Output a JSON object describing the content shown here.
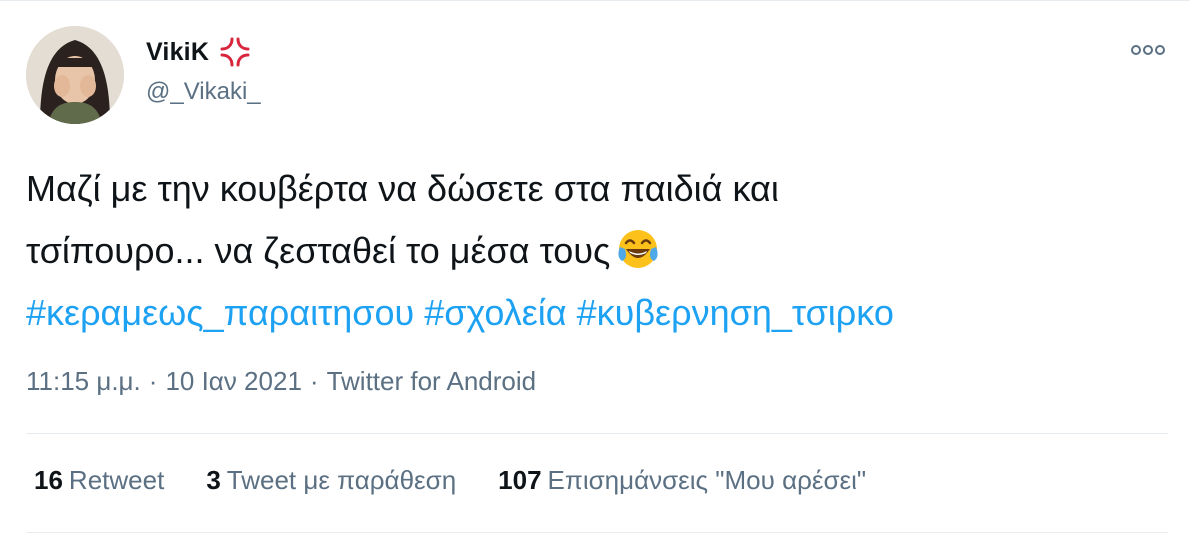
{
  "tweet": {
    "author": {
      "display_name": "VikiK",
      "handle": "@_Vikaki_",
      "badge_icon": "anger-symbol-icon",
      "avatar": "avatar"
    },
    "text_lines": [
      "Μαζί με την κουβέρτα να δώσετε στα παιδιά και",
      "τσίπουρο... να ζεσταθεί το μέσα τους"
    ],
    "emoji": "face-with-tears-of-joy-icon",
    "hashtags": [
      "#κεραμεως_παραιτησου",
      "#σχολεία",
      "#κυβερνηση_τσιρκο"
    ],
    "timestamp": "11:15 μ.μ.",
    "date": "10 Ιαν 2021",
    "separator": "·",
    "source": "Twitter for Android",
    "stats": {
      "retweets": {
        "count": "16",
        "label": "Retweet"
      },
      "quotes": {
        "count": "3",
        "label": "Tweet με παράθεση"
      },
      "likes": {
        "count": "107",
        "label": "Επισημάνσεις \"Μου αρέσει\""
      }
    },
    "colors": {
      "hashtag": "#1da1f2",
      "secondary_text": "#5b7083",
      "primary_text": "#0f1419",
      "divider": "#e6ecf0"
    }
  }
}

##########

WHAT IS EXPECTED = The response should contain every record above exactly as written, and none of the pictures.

EXERCISE ANSWER =
Output a JSON object describing the content shown here.
{
  "tweet": {
    "author": {
      "display_name": "VikiK",
      "handle": "@_Vikaki_",
      "badge_icon": "anger-symbol-icon",
      "avatar": "avatar"
    },
    "text_lines": [
      "Μαζί με την κουβέρτα να δώσετε στα παιδιά και",
      "τσίπουρο... να ζεσταθεί το μέσα τους"
    ],
    "emoji": "face-with-tears-of-joy-icon",
    "hashtags": [
      "#κεραμεως_παραιτησου",
      "#σχολεία",
      "#κυβερνηση_τσιρκο"
    ],
    "timestamp": "11:15 μ.μ.",
    "date": "10 Ιαν 2021",
    "separator": "·",
    "source": "Twitter for Android",
    "stats": {
      "retweets": {
        "count": "16",
        "label": "Retweet"
      },
      "quotes": {
        "count": "3",
        "label": "Tweet με παράθεση"
      },
      "likes": {
        "count": "107",
        "label": "Επισημάνσεις \"Μου αρέσει\""
      }
    },
    "colors": {
      "hashtag": "#1da1f2",
      "secondary_text": "#5b7083",
      "primary_text": "#0f1419",
      "divider": "#e6ecf0"
    }
  }
}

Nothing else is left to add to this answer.